## Problem description
The listing below is to be copied exactly, with pictures excluded.

## Given information
- Opening Delimiter -

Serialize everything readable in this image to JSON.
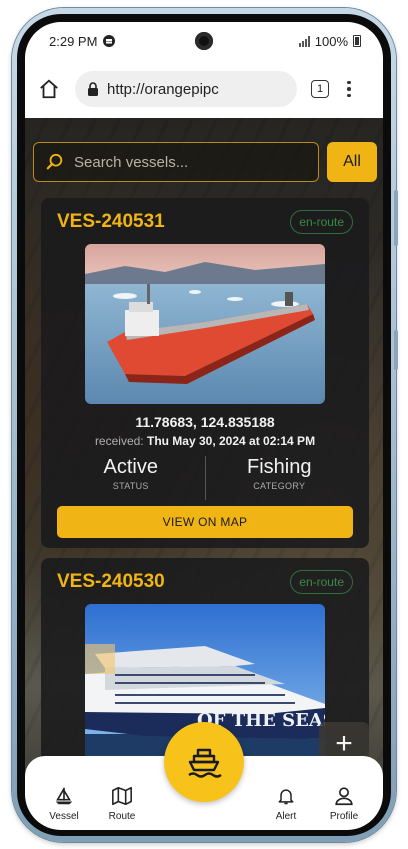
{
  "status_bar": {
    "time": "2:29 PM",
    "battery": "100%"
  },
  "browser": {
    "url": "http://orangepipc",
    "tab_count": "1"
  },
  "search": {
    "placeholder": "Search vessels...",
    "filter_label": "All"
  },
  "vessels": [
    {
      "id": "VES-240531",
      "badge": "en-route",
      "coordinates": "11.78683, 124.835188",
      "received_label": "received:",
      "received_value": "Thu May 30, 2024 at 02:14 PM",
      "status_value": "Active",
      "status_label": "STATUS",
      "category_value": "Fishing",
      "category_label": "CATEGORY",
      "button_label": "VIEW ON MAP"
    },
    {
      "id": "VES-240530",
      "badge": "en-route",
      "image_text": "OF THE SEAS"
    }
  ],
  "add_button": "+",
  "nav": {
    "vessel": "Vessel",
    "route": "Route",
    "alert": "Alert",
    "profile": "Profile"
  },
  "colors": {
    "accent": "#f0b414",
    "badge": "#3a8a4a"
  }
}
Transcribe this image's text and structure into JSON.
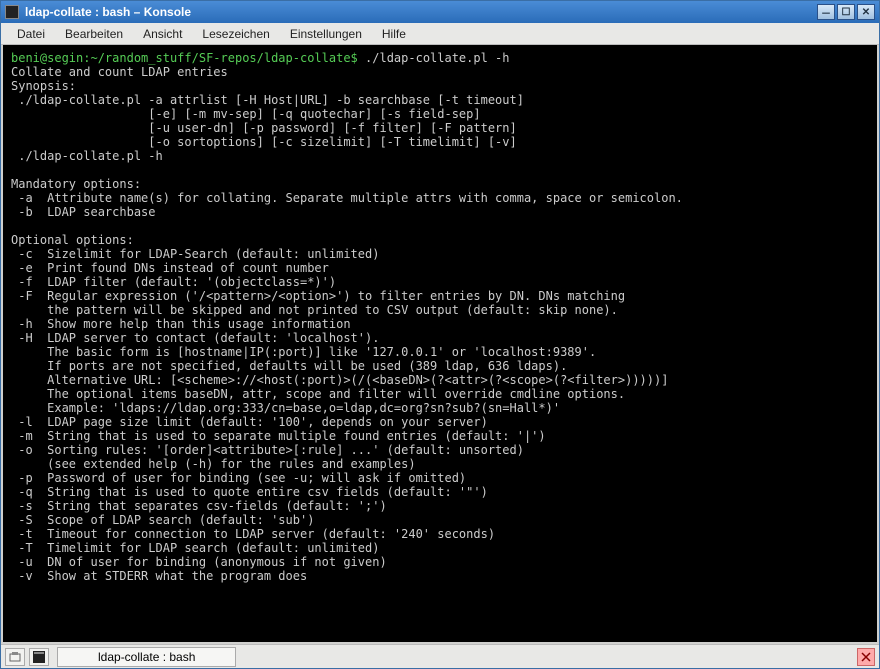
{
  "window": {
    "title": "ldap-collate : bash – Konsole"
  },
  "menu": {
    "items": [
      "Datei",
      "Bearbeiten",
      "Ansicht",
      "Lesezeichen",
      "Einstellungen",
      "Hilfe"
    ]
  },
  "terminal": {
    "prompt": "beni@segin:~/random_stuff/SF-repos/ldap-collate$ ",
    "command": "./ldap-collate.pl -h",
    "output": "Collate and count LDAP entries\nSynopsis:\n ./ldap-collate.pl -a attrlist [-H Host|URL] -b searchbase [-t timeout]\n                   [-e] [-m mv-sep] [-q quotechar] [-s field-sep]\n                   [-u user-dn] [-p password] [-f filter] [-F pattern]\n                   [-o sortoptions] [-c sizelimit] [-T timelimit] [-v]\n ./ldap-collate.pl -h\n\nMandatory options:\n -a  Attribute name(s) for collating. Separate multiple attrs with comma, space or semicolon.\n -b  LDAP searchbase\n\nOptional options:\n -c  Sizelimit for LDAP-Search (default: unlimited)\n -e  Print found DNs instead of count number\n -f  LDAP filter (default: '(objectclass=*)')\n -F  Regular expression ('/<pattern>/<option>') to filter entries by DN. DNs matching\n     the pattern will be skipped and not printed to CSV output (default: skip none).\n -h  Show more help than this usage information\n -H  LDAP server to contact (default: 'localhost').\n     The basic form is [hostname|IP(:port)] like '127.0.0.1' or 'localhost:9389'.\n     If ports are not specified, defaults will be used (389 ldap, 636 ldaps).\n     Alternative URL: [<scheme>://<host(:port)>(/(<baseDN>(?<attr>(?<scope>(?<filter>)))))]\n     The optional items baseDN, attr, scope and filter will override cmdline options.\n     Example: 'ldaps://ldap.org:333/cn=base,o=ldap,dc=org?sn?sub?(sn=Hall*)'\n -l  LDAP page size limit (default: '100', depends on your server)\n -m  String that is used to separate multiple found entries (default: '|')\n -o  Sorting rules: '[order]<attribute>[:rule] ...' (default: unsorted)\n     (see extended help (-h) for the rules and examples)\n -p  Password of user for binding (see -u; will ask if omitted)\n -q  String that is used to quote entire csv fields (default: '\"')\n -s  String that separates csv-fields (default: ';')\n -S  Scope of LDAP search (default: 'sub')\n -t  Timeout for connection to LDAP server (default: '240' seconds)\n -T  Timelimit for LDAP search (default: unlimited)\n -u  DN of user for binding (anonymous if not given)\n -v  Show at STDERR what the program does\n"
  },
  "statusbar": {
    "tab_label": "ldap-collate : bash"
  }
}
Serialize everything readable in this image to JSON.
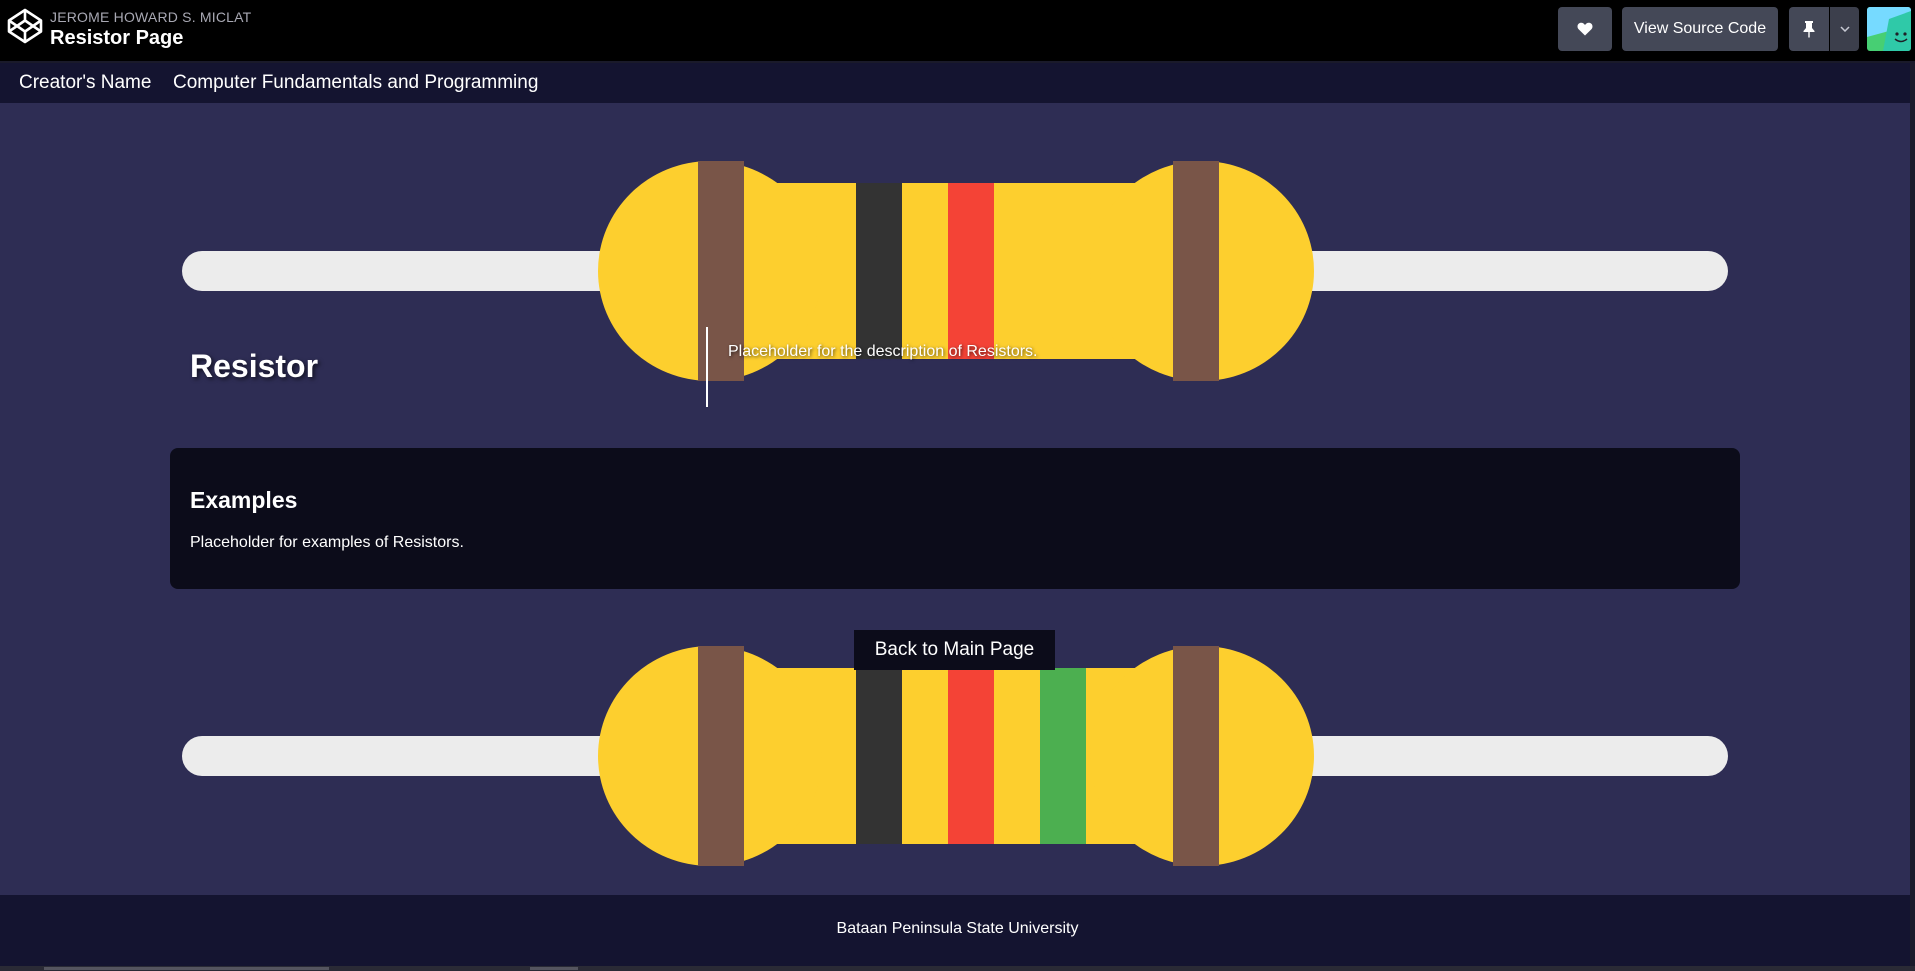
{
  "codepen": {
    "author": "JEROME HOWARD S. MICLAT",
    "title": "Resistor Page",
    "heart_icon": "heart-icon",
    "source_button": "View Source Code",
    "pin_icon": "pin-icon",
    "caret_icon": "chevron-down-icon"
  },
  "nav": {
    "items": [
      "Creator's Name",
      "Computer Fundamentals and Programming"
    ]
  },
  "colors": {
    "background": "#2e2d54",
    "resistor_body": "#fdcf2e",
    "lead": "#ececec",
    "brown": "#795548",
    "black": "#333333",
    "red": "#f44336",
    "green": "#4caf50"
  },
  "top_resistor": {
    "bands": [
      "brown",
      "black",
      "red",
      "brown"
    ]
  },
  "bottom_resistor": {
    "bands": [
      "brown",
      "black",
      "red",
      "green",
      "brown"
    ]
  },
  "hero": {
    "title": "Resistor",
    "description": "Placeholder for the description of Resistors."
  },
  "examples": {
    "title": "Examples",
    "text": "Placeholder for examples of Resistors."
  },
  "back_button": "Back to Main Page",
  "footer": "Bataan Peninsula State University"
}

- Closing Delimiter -

## Written answer
Serialize everything readable in this image to JSON.
{
  "status_bar": {
    "time": "2:29 PM",
    "battery": "100%"
  },
  "browser": {
    "url": "http://orangepipc",
    "tab_count": "1"
  },
  "search": {
    "placeholder": "Search vessels...",
    "filter_label": "All"
  },
  "vessels": [
    {
      "id": "VES-240531",
      "badge": "en-route",
      "coordinates": "11.78683, 124.835188",
      "received_label": "received:",
      "received_value": "Thu May 30, 2024 at 02:14 PM",
      "status_value": "Active",
      "status_label": "STATUS",
      "category_value": "Fishing",
      "category_label": "CATEGORY",
      "button_label": "VIEW ON MAP"
    },
    {
      "id": "VES-240530",
      "badge": "en-route",
      "image_text": "OF THE SEAS"
    }
  ],
  "add_button": "+",
  "nav": {
    "vessel": "Vessel",
    "route": "Route",
    "alert": "Alert",
    "profile": "Profile"
  },
  "colors": {
    "accent": "#f0b414",
    "badge": "#3a8a4a"
  }
}
Transcribe this image's text and structure into JSON.
{
  "window": {
    "title": "ldap-collate : bash – Konsole"
  },
  "menu": {
    "items": [
      "Datei",
      "Bearbeiten",
      "Ansicht",
      "Lesezeichen",
      "Einstellungen",
      "Hilfe"
    ]
  },
  "terminal": {
    "prompt": "beni@segin:~/random_stuff/SF-repos/ldap-collate$ ",
    "command": "./ldap-collate.pl -h",
    "output": "Collate and count LDAP entries\nSynopsis:\n ./ldap-collate.pl -a attrlist [-H Host|URL] -b searchbase [-t timeout]\n                   [-e] [-m mv-sep] [-q quotechar] [-s field-sep]\n                   [-u user-dn] [-p password] [-f filter] [-F pattern]\n                   [-o sortoptions] [-c sizelimit] [-T timelimit] [-v]\n ./ldap-collate.pl -h\n\nMandatory options:\n -a  Attribute name(s) for collating. Separate multiple attrs with comma, space or semicolon.\n -b  LDAP searchbase\n\nOptional options:\n -c  Sizelimit for LDAP-Search (default: unlimited)\n -e  Print found DNs instead of count number\n -f  LDAP filter (default: '(objectclass=*)')\n -F  Regular expression ('/<pattern>/<option>') to filter entries by DN. DNs matching\n     the pattern will be skipped and not printed to CSV output (default: skip none).\n -h  Show more help than this usage information\n -H  LDAP server to contact (default: 'localhost').\n     The basic form is [hostname|IP(:port)] like '127.0.0.1' or 'localhost:9389'.\n     If ports are not specified, defaults will be used (389 ldap, 636 ldaps).\n     Alternative URL: [<scheme>://<host(:port)>(/(<baseDN>(?<attr>(?<scope>(?<filter>)))))]\n     The optional items baseDN, attr, scope and filter will override cmdline options.\n     Example: 'ldaps://ldap.org:333/cn=base,o=ldap,dc=org?sn?sub?(sn=Hall*)'\n -l  LDAP page size limit (default: '100', depends on your server)\n -m  String that is used to separate multiple found entries (default: '|')\n -o  Sorting rules: '[order]<attribute>[:rule] ...' (default: unsorted)\n     (see extended help (-h) for the rules and examples)\n -p  Password of user for binding (see -u; will ask if omitted)\n -q  String that is used to quote entire csv fields (default: '\"')\n -s  String that separates csv-fields (default: ';')\n -S  Scope of LDAP search (default: 'sub')\n -t  Timeout for connection to LDAP server (default: '240' seconds)\n -T  Timelimit for LDAP search (default: unlimited)\n -u  DN of user for binding (anonymous if not given)\n -v  Show at STDERR what the program does\n"
  },
  "statusbar": {
    "tab_label": "ldap-collate : bash"
  }
}
Serialize everything readable in this image to JSON.
{
  "codepen": {
    "author": "JEROME HOWARD S. MICLAT",
    "title": "Resistor Page",
    "heart_icon": "heart-icon",
    "source_button": "View Source Code",
    "pin_icon": "pin-icon",
    "caret_icon": "chevron-down-icon"
  },
  "nav": {
    "items": [
      "Creator's Name",
      "Computer Fundamentals and Programming"
    ]
  },
  "colors": {
    "background": "#2e2d54",
    "resistor_body": "#fdcf2e",
    "lead": "#ececec",
    "brown": "#795548",
    "black": "#333333",
    "red": "#f44336",
    "green": "#4caf50"
  },
  "top_resistor": {
    "bands": [
      "brown",
      "black",
      "red",
      "brown"
    ]
  },
  "bottom_resistor": {
    "bands": [
      "brown",
      "black",
      "red",
      "green",
      "brown"
    ]
  },
  "hero": {
    "title": "Resistor",
    "description": "Placeholder for the description of Resistors."
  },
  "examples": {
    "title": "Examples",
    "text": "Placeholder for examples of Resistors."
  },
  "back_button": "Back to Main Page",
  "footer": "Bataan Peninsula State University"
}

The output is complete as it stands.